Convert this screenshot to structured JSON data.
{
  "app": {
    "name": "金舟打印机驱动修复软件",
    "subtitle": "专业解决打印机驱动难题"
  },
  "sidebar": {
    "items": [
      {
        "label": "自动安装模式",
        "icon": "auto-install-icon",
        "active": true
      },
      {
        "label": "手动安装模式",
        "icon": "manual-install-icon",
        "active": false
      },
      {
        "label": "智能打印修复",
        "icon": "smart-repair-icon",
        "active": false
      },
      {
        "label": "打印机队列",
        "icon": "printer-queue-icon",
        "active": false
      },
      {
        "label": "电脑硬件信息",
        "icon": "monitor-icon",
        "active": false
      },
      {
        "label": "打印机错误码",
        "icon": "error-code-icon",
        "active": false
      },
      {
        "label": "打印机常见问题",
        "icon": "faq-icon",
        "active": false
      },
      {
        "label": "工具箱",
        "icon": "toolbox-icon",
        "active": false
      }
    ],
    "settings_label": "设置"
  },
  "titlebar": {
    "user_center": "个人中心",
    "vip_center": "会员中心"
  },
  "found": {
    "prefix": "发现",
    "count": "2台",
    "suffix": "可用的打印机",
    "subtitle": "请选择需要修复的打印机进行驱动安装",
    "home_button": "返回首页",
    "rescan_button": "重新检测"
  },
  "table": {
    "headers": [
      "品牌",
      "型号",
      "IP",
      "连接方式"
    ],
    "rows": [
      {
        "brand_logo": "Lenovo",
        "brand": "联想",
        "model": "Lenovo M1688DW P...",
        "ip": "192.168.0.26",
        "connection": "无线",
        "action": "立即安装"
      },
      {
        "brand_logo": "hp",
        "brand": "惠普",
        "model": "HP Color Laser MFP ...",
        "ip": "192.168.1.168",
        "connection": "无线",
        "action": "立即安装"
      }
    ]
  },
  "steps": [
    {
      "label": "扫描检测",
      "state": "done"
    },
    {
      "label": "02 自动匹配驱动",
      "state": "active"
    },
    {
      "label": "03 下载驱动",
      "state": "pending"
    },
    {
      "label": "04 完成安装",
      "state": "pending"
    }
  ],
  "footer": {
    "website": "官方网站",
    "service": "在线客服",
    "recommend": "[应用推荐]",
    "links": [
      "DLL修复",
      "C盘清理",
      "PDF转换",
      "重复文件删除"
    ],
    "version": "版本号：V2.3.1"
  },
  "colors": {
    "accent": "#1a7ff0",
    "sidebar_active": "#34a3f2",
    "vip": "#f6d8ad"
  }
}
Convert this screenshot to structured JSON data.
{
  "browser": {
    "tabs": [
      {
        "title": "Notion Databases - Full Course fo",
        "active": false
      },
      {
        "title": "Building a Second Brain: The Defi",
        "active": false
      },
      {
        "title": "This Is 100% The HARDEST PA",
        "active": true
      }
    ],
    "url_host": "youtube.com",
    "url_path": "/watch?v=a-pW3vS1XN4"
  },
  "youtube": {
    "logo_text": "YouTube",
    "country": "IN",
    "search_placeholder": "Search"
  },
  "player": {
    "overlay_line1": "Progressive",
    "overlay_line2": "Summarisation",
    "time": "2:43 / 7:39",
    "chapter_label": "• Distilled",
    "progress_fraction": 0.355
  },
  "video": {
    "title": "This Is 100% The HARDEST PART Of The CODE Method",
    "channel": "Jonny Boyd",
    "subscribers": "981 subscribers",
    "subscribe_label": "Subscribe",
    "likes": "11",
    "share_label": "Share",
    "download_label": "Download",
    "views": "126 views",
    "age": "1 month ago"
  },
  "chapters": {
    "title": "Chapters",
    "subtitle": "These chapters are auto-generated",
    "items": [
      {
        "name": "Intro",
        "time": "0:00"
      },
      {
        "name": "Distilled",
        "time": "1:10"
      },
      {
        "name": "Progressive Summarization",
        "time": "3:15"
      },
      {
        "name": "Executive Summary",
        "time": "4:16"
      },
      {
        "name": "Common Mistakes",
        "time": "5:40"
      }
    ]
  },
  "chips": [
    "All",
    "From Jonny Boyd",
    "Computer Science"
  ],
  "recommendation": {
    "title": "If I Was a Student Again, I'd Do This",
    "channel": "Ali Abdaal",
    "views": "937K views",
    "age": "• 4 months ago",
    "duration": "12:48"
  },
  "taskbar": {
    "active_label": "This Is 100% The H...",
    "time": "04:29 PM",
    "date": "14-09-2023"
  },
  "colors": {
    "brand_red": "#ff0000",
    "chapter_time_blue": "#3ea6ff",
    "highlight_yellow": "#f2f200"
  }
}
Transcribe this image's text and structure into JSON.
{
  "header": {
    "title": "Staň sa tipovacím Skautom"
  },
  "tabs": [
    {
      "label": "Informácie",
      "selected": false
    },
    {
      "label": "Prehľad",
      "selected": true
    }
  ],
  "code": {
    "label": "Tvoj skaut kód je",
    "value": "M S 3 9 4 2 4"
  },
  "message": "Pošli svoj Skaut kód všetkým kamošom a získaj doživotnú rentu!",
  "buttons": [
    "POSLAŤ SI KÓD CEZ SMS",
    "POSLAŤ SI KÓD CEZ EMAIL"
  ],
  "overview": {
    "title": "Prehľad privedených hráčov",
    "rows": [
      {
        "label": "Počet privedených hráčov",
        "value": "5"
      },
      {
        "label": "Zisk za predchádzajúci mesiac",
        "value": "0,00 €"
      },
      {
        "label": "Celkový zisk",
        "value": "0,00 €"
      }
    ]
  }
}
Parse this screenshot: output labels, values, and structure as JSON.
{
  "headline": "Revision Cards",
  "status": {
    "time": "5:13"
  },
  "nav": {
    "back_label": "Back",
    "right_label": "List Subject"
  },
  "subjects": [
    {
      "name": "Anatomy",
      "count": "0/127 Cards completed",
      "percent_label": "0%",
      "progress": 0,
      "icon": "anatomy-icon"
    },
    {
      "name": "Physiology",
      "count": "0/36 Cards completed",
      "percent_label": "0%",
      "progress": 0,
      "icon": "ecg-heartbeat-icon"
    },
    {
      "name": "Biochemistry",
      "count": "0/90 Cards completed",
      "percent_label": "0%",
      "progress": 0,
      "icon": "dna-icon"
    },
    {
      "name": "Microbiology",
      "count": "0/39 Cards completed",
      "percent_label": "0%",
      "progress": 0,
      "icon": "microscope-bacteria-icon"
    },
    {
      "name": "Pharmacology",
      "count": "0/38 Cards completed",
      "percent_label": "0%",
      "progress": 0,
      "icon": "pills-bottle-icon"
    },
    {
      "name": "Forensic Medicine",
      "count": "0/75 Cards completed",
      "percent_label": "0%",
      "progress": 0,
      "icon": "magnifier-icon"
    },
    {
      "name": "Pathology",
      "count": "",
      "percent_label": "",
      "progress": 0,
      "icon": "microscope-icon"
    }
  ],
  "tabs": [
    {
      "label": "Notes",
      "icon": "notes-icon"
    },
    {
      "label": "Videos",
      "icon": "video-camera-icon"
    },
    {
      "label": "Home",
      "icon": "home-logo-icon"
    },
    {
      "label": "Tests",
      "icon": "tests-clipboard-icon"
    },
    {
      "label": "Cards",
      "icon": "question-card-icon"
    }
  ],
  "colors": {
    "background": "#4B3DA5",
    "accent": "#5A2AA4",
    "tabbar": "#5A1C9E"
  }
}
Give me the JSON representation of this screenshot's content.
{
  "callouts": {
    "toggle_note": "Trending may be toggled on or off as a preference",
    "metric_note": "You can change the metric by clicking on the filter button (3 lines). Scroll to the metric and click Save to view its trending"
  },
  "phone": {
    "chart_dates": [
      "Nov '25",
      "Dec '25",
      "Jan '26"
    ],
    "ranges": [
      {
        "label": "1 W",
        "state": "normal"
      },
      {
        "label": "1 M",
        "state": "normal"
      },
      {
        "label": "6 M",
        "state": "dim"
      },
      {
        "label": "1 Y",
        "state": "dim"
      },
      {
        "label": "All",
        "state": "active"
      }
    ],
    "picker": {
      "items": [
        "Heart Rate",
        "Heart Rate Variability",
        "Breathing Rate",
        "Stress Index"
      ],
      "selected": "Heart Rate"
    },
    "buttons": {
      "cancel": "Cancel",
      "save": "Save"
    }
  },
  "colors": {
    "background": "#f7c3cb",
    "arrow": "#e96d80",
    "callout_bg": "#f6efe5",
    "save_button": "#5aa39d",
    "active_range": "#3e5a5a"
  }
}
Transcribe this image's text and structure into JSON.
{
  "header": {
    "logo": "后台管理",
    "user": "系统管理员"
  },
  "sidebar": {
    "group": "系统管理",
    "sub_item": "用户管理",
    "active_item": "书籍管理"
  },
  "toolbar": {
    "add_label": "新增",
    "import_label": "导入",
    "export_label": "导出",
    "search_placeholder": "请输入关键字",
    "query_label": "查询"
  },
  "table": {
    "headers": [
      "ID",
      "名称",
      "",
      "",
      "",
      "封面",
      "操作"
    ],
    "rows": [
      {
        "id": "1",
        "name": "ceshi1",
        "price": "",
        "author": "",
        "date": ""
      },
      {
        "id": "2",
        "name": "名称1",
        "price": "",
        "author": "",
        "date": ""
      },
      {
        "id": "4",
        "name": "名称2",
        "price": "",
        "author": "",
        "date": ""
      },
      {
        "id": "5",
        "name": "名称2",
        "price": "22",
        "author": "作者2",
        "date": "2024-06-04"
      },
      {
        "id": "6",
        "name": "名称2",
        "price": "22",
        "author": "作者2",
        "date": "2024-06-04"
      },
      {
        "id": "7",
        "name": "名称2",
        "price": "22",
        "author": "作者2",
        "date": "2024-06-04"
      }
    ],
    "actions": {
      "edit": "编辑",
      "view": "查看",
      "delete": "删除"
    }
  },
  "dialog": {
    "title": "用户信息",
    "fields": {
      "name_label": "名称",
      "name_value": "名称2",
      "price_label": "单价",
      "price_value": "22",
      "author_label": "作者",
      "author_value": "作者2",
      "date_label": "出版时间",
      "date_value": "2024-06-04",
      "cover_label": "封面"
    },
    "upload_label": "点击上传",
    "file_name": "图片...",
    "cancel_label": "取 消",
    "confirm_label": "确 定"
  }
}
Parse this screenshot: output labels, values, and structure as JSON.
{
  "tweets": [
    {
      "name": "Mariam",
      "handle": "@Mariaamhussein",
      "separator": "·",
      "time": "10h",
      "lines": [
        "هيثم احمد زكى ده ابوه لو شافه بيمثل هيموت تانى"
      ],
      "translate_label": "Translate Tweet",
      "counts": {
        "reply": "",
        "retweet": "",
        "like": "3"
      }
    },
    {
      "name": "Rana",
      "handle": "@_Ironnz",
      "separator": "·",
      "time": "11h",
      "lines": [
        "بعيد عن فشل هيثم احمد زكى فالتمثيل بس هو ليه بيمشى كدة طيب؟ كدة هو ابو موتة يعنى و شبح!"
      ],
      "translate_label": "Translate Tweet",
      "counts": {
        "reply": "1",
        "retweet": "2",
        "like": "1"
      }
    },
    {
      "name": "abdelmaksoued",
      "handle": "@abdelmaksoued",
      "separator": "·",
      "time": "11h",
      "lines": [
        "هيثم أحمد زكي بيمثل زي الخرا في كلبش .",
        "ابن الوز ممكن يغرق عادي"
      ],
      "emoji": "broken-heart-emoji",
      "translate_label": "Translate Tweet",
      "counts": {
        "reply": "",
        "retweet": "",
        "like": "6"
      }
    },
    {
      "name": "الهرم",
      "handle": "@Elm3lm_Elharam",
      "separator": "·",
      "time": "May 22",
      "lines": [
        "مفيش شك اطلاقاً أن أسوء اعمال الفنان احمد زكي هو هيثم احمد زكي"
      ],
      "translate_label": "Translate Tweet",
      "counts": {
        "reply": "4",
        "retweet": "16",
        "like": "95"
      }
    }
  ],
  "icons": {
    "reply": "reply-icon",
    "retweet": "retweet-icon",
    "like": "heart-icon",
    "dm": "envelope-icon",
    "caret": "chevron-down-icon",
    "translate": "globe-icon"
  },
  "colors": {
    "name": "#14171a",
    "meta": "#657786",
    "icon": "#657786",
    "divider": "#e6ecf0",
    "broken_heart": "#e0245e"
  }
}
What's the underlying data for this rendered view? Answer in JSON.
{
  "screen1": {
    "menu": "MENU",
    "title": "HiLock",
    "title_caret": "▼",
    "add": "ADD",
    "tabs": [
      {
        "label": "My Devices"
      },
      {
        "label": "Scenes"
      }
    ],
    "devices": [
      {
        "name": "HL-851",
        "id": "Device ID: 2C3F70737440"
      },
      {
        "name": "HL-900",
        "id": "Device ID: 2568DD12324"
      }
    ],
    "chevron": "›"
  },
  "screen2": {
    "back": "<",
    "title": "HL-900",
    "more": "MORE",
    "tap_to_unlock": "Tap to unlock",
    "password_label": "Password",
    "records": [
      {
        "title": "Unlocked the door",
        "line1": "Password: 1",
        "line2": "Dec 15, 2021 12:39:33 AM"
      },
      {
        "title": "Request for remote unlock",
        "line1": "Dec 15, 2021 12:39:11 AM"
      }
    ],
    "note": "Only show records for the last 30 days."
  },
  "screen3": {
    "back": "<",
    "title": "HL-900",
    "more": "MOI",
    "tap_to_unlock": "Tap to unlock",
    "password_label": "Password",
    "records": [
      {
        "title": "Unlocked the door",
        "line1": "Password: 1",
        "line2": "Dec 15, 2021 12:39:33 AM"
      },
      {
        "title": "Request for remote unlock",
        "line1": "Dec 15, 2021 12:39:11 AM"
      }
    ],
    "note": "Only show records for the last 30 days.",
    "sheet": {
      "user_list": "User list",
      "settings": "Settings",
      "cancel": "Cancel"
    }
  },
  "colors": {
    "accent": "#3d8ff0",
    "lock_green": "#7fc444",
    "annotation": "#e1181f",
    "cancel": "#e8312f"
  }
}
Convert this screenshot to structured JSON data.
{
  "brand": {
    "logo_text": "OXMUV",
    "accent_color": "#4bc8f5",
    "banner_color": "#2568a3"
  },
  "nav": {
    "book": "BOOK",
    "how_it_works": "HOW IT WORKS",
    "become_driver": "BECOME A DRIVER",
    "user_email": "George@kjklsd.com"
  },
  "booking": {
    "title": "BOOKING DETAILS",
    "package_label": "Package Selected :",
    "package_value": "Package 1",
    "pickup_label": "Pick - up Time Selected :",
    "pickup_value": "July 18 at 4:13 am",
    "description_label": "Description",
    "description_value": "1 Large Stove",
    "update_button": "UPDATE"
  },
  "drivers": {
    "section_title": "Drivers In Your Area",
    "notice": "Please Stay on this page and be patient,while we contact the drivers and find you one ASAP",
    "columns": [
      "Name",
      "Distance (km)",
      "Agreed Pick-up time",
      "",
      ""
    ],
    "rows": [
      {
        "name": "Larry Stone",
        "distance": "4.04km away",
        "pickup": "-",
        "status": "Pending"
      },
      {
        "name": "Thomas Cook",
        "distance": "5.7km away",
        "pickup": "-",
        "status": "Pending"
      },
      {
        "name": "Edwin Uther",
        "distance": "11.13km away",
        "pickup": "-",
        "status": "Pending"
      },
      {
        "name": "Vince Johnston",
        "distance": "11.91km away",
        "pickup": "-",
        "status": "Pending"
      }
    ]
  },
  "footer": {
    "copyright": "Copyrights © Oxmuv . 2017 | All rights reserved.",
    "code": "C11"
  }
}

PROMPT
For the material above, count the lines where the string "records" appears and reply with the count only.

WRITTEN ANSWER
4